Would you retype the listing below word for word, without any of its pictures?

- [DATASET EXTRACT]:
......

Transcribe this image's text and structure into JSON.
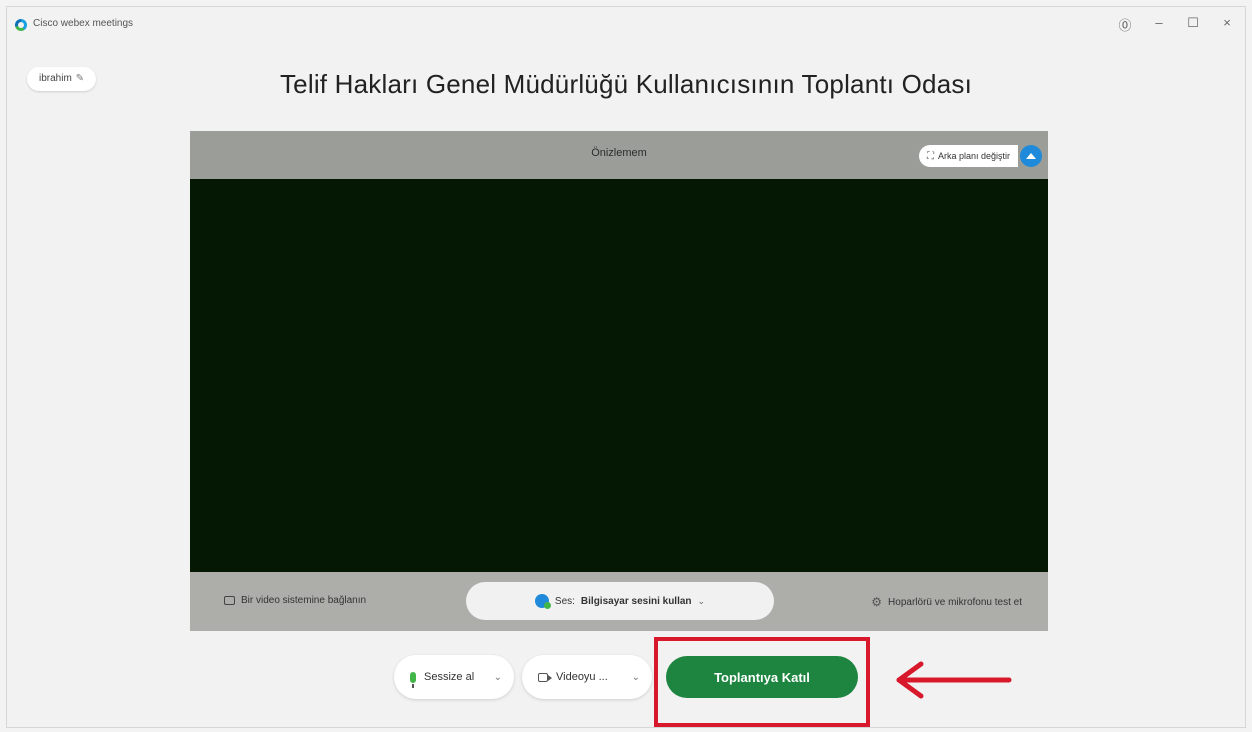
{
  "window": {
    "app_title": "Cisco webex meetings",
    "controls": {
      "help": "⓪",
      "minimize": "–",
      "maximize": "☐",
      "close": "×"
    }
  },
  "user": {
    "name": "ibrahim",
    "edit_icon": "pencil-icon"
  },
  "room_title": "Telif Hakları Genel Müdürlüğü Kullanıcısının Toplantı Odası",
  "preview": {
    "label": "Önizlemem",
    "background_button": "Arka planı değiştir",
    "footer": {
      "video_system": "Bir video sistemine bağlanın",
      "audio_label": "Ses:",
      "audio_value": "Bilgisayar sesini kullan",
      "speaker_test": "Hoparlörü ve mikrofonu test et"
    }
  },
  "controls": {
    "mute_label": "Sessize al",
    "video_label": "Videoyu ...",
    "join_label": "Toplantıya Katıl"
  },
  "colors": {
    "join_green": "#1e8540",
    "highlight_red": "#d8182b",
    "video_bg": "#051804",
    "accent_blue": "#1f8ad9"
  }
}
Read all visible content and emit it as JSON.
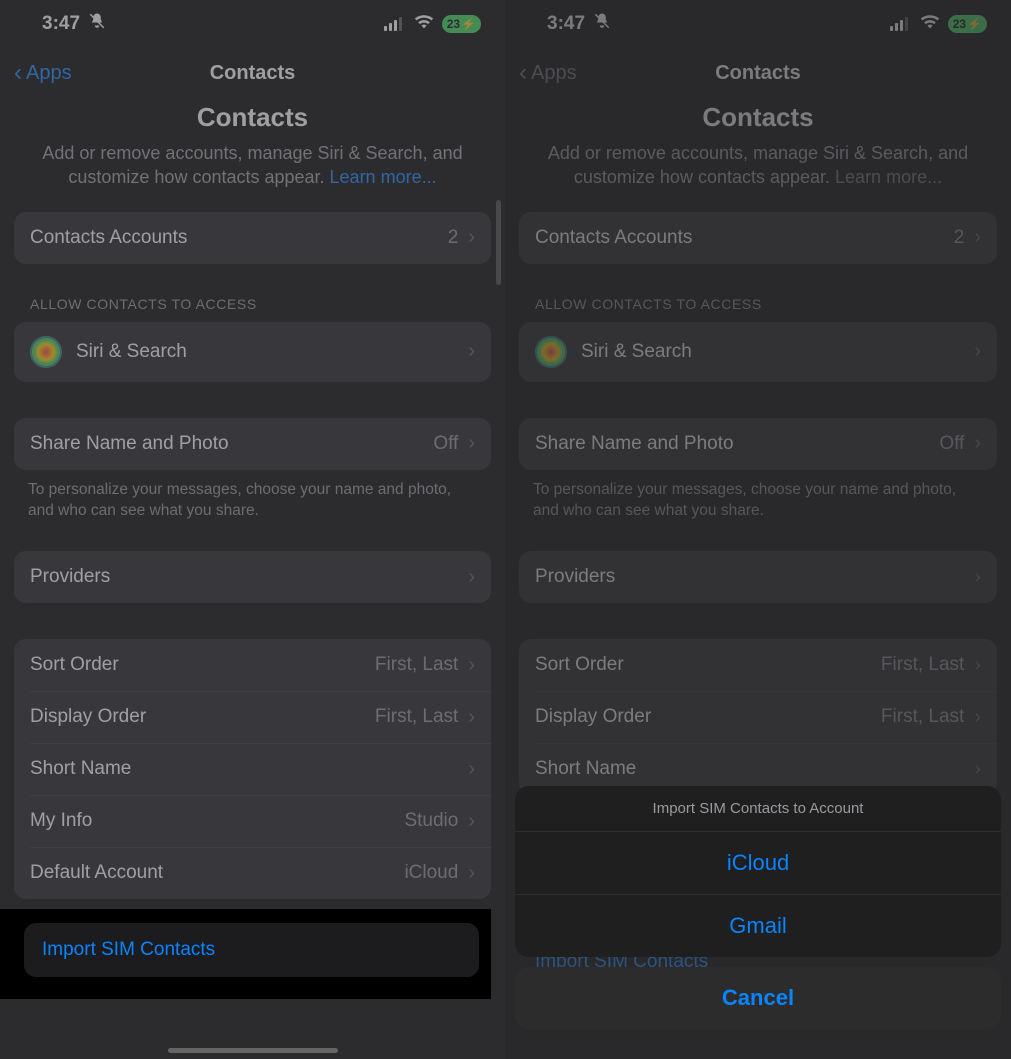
{
  "status": {
    "time": "3:47",
    "battery": "23",
    "battery_charging_glyph": "⚡"
  },
  "nav": {
    "back_label": "Apps",
    "title": "Contacts"
  },
  "header": {
    "title": "Contacts",
    "desc_a": "Add or remove accounts, manage Siri & Search, and customize how contacts appear. ",
    "learn_more": "Learn more..."
  },
  "rows": {
    "contacts_accounts": {
      "label": "Contacts Accounts",
      "value": "2"
    },
    "siri": {
      "label": "Siri & Search"
    },
    "share": {
      "label": "Share Name and Photo",
      "value": "Off"
    },
    "providers": {
      "label": "Providers"
    },
    "sort": {
      "label": "Sort Order",
      "value": "First, Last"
    },
    "display": {
      "label": "Display Order",
      "value": "First, Last"
    },
    "short": {
      "label": "Short Name"
    },
    "myinfo": {
      "label": "My Info",
      "value": "Studio"
    },
    "default_acct": {
      "label": "Default Account",
      "value": "iCloud"
    },
    "import_sim": {
      "label": "Import SIM Contacts"
    }
  },
  "sections": {
    "allow": "ALLOW CONTACTS TO ACCESS",
    "share_footer": "To personalize your messages, choose your name and photo, and who can see what you share."
  },
  "sheet": {
    "title": "Import SIM Contacts to Account",
    "opt1": "iCloud",
    "opt2": "Gmail",
    "cancel": "Cancel"
  }
}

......

- [SOLUTION]:
Transcribe this image's text and structure into JSON.
{
  "window": {
    "app_title": "Cisco webex meetings",
    "controls": {
      "help": "⓪",
      "minimize": "–",
      "maximize": "☐",
      "close": "×"
    }
  },
  "user": {
    "name": "ibrahim",
    "edit_icon": "pencil-icon"
  },
  "room_title": "Telif Hakları Genel Müdürlüğü Kullanıcısının Toplantı Odası",
  "preview": {
    "label": "Önizlemem",
    "background_button": "Arka planı değiştir",
    "footer": {
      "video_system": "Bir video sistemine bağlanın",
      "audio_label": "Ses:",
      "audio_value": "Bilgisayar sesini kullan",
      "speaker_test": "Hoparlörü ve mikrofonu test et"
    }
  },
  "controls": {
    "mute_label": "Sessize al",
    "video_label": "Videoyu ...",
    "join_label": "Toplantıya Katıl"
  },
  "colors": {
    "join_green": "#1e8540",
    "highlight_red": "#d8182b",
    "video_bg": "#051804",
    "accent_blue": "#1f8ad9"
  }
}
Read all visible content and emit it as JSON.
{
  "status": {
    "time": "3:47",
    "battery": "23",
    "battery_charging_glyph": "⚡"
  },
  "nav": {
    "back_label": "Apps",
    "title": "Contacts"
  },
  "header": {
    "title": "Contacts",
    "desc_a": "Add or remove accounts, manage Siri & Search, and customize how contacts appear. ",
    "learn_more": "Learn more..."
  },
  "rows": {
    "contacts_accounts": {
      "label": "Contacts Accounts",
      "value": "2"
    },
    "siri": {
      "label": "Siri & Search"
    },
    "share": {
      "label": "Share Name and Photo",
      "value": "Off"
    },
    "providers": {
      "label": "Providers"
    },
    "sort": {
      "label": "Sort Order",
      "value": "First, Last"
    },
    "display": {
      "label": "Display Order",
      "value": "First, Last"
    },
    "short": {
      "label": "Short Name"
    },
    "myinfo": {
      "label": "My Info",
      "value": "Studio"
    },
    "default_acct": {
      "label": "Default Account",
      "value": "iCloud"
    },
    "import_sim": {
      "label": "Import SIM Contacts"
    }
  },
  "sections": {
    "allow": "ALLOW CONTACTS TO ACCESS",
    "share_footer": "To personalize your messages, choose your name and photo, and who can see what you share."
  },
  "sheet": {
    "title": "Import SIM Contacts to Account",
    "opt1": "iCloud",
    "opt2": "Gmail",
    "cancel": "Cancel"
  }
}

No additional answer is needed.